When an in-house attorney at an insurance company is asked to analyze complex insurance coverage scenarios and their reinsurance implications by a senior business executive, is the written memorandum prepared by in-house counsel protected from disclosure by any applicable privilege or doctrine? That was the question before a federal magistrate judge in ruling on whether an insurer’s withholding of the in-house counsel’s memo from production was justified.
This quarter’s Squire Patton Boggs Reinsurance Newsletter focuses on the certified question sent to the New York Court of Appeals by the Second Circuit on Bellefonte. It also features regulatory updates on the US-EU Covered Agreement as it affects reinsurance and on the new duty to pay insurance and reinsurance claims in the UK. Finally, the newsletter features our annual retrospective on reinsurance trends from the previous year.
On January 13, 2017, Federal Insurance Office (“FIO”) submitted to the US Congress a Covered Agreement negotiated with the EU addressing: (1) group supervision; (2) reinsurance; and (3) exchange of information between regulators. Once fully implemented, the Covered Agreement eliminates EU collateral and local presence requirements for US insurers operating in the EU, and eliminates US state collateral and local presence requirements for EU insurers operating in the US. The Treasury Department issued a Fact Sheet that explains the Covered Agreement.
At the moment, English law says that insurers and reinsurers are not under a positive duty to pay valid claims within a reasonable time.

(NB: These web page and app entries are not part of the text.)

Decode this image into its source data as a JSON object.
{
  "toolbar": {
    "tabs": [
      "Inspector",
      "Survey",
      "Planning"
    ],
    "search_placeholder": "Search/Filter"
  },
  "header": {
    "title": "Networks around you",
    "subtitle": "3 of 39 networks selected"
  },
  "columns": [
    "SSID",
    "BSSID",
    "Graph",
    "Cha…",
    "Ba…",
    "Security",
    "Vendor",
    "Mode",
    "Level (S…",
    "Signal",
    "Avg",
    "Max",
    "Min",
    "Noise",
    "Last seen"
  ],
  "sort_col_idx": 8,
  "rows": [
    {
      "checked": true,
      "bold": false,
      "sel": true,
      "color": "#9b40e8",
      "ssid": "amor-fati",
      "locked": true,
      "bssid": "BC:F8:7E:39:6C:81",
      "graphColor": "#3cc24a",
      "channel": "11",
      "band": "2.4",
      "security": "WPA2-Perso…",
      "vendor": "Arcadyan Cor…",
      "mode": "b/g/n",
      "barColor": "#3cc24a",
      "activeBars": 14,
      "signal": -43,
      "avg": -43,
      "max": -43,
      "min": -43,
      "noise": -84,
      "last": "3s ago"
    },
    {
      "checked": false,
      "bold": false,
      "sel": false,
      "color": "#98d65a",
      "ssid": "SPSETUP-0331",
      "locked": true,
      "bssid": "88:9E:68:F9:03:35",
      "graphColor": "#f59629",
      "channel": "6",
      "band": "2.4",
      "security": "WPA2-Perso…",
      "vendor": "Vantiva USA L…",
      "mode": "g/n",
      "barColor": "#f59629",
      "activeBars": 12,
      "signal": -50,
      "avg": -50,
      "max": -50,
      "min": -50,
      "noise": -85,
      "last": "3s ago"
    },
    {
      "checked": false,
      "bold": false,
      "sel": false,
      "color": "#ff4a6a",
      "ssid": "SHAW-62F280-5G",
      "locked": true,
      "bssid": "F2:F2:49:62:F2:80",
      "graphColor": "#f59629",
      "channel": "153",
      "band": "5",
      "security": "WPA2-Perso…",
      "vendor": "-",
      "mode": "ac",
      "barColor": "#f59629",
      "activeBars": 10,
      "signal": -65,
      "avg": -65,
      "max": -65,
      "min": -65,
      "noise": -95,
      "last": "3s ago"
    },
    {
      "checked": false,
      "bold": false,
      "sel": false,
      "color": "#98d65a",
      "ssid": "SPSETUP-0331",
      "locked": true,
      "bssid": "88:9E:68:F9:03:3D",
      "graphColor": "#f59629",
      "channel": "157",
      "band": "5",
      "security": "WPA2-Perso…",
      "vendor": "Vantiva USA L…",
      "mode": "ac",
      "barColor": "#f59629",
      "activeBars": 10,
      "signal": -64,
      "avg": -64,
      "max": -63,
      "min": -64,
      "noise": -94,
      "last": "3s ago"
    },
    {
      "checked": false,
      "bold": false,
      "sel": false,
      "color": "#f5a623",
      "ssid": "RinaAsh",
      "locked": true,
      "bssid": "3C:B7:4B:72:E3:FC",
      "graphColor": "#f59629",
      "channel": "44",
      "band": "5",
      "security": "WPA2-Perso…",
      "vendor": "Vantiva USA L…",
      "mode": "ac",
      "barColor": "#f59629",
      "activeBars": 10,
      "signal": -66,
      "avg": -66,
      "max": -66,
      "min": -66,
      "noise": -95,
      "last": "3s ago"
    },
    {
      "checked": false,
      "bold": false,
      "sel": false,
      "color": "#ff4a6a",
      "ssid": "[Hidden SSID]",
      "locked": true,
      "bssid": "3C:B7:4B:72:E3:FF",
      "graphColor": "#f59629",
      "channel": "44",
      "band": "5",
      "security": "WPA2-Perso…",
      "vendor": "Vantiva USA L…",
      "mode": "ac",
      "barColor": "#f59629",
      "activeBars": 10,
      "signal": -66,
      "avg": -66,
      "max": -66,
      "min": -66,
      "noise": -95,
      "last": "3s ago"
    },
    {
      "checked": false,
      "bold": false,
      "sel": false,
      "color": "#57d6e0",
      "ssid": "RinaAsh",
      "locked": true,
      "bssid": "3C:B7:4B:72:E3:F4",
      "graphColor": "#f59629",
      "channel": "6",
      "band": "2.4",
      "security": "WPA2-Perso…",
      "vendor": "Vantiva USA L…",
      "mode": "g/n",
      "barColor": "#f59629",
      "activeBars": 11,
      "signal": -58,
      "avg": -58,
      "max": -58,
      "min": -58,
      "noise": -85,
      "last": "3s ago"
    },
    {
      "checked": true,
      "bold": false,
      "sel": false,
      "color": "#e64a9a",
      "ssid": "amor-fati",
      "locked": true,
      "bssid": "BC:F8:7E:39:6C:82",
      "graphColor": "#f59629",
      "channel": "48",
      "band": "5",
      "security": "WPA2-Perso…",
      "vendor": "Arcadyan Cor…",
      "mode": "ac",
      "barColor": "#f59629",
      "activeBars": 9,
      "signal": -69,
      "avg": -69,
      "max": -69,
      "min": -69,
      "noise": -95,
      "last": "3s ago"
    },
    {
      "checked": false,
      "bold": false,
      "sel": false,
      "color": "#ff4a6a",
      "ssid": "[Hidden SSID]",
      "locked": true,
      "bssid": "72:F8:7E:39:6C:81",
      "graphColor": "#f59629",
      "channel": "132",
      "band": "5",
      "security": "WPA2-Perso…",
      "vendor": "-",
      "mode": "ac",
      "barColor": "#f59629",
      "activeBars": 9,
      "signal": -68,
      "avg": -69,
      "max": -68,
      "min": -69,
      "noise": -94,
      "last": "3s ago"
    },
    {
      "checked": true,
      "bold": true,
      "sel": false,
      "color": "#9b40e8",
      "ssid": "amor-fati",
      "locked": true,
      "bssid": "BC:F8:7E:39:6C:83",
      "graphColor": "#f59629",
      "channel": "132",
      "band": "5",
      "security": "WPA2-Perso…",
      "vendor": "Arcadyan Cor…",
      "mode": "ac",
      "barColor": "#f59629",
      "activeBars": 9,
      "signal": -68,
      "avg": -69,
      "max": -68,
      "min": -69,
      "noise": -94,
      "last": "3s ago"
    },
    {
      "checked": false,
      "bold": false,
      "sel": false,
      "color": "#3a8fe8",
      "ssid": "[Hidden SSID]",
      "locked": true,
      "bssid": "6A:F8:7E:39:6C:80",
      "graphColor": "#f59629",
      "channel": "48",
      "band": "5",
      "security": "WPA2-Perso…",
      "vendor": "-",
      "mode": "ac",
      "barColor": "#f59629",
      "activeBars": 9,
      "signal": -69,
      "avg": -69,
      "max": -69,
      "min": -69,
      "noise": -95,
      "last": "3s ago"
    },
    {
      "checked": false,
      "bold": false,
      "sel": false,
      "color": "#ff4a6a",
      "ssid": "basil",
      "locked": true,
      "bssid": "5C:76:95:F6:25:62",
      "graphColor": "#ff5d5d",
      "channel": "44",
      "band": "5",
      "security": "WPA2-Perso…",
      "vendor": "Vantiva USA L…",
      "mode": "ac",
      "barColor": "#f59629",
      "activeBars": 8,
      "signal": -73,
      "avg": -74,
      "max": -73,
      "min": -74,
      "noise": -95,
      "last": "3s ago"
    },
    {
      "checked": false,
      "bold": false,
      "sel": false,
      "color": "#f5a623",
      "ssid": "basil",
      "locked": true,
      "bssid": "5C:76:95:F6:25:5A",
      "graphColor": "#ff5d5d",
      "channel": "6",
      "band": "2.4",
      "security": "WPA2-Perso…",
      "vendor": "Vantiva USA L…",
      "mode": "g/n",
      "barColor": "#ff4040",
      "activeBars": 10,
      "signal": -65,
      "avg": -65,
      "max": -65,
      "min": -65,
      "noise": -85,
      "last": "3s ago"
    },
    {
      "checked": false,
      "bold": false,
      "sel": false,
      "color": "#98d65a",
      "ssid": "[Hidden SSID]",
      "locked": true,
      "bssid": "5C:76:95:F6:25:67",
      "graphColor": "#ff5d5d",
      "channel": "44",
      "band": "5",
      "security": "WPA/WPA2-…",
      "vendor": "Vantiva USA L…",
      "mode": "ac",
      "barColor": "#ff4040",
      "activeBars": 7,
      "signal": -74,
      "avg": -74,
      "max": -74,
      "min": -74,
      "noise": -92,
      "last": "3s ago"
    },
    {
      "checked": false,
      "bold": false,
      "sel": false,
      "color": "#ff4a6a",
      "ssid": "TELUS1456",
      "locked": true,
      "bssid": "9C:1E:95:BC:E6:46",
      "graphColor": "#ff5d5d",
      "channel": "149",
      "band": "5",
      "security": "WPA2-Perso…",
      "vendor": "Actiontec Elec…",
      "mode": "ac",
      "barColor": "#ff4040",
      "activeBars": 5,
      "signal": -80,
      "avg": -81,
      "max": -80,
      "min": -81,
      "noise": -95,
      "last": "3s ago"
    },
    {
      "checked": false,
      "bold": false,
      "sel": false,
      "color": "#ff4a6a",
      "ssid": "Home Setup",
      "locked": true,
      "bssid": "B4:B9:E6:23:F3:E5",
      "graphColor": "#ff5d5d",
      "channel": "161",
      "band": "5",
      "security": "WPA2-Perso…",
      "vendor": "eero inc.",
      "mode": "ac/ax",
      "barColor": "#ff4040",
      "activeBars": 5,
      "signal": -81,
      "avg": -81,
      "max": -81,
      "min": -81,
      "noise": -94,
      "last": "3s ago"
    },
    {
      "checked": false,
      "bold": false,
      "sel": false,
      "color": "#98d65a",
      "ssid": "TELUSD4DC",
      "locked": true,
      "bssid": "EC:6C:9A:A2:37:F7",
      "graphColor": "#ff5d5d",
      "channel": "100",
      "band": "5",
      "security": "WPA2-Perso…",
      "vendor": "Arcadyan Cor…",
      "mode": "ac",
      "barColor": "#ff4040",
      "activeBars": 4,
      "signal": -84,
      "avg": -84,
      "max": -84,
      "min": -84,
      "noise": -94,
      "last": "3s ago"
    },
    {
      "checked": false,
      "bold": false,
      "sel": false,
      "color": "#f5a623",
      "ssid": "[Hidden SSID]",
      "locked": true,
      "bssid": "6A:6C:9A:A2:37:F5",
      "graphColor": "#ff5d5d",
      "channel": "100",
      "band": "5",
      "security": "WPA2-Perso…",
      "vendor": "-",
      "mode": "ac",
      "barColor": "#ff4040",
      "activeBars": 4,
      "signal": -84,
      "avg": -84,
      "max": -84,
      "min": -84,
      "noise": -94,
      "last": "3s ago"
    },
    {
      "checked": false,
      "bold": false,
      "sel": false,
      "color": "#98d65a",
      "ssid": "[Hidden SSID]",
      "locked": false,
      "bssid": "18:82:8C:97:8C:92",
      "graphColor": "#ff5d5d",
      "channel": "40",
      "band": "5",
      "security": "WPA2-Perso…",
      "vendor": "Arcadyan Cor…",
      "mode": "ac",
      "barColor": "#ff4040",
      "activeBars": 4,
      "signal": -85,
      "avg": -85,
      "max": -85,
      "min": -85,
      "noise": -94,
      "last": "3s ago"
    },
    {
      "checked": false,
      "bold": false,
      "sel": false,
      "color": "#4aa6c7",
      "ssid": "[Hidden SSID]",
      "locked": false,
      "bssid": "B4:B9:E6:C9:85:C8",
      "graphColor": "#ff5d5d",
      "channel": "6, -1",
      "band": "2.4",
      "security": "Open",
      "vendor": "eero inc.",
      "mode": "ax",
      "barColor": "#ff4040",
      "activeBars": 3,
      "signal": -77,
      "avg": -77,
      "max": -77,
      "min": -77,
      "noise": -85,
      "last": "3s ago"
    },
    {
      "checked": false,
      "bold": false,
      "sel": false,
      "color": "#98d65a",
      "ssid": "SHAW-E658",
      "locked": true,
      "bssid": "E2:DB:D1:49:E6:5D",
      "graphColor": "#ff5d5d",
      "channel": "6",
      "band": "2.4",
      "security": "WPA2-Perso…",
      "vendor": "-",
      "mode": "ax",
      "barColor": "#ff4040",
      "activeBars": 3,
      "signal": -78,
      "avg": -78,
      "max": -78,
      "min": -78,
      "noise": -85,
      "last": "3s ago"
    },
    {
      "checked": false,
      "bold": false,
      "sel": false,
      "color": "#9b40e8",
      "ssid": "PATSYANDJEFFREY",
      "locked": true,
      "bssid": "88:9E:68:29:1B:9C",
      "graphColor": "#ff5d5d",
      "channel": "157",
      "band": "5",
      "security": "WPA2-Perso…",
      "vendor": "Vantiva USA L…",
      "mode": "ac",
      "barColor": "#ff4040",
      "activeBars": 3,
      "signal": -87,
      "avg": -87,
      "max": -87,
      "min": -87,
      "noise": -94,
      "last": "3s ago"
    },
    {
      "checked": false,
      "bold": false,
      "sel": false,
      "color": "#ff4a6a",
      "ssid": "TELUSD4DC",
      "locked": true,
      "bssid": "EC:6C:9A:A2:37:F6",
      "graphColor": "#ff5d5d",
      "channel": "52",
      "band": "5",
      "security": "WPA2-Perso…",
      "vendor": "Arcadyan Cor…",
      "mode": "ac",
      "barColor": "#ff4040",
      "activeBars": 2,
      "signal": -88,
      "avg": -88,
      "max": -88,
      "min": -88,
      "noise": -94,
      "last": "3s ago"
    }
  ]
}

If an insurer/reinsurer delays in paying a claim, or fails to pay at all, an insured/reinsured can only claim the sums due under the policy and interest. An insured/reinsured cannot claim damages for late payment if it suffers additional losses by reason of a delay.
That position will change after 4 May 2017 when certain parts of the Enterprise Act 2016 introduce a new section 13A into the Insurance Act 2015.
An all-risk policy is meant to cover a loss triggered by any conceivable cause not excluded under the policy. While the burden is on the policyholder to establish a prima facie case for coverage, the policyholder need only show (1) the existence of an all-risk policy, (2) an insurable interest in the subject of the insurance contract, and (3) the fortuitous loss of the covered property. The burden to show fortuity is relatively light and when met, shifts the burden to the insurer to show that an exclusion applies or that the loss was not fortuitous.
Merriam-Webster defines “fortuitous” as “occurring by chance.” The question in a recent marine property damage case was whether an overload or ordinary wear and tear was the cause of the collapse of a mooring pile at a pier, which resulted in the loss. The steel pile was part of the southern inner breasting dolphin used for mooring operations. Got your attention?
When a loss occurs, one of the first things a policyholder should do is let its insurance company know about the loss. I know, some policyholders hesitate to report losses because it might cause their premiums to rise or because they don’t think they have any liability for the loss or because they think they can recover the loss through other means. While there may be some, albeit few, reasons to delay or withhold reporting a loss to an insurance company, the failure to timely advise an insurance company of the loss may result in a second loss — the loss of insurance protection.
In a recent case before the United States Court of Appeals for the Second Circuit, a policyholder found out the hard way what happens when you don’t report a loss to your insurance company in a timely manner.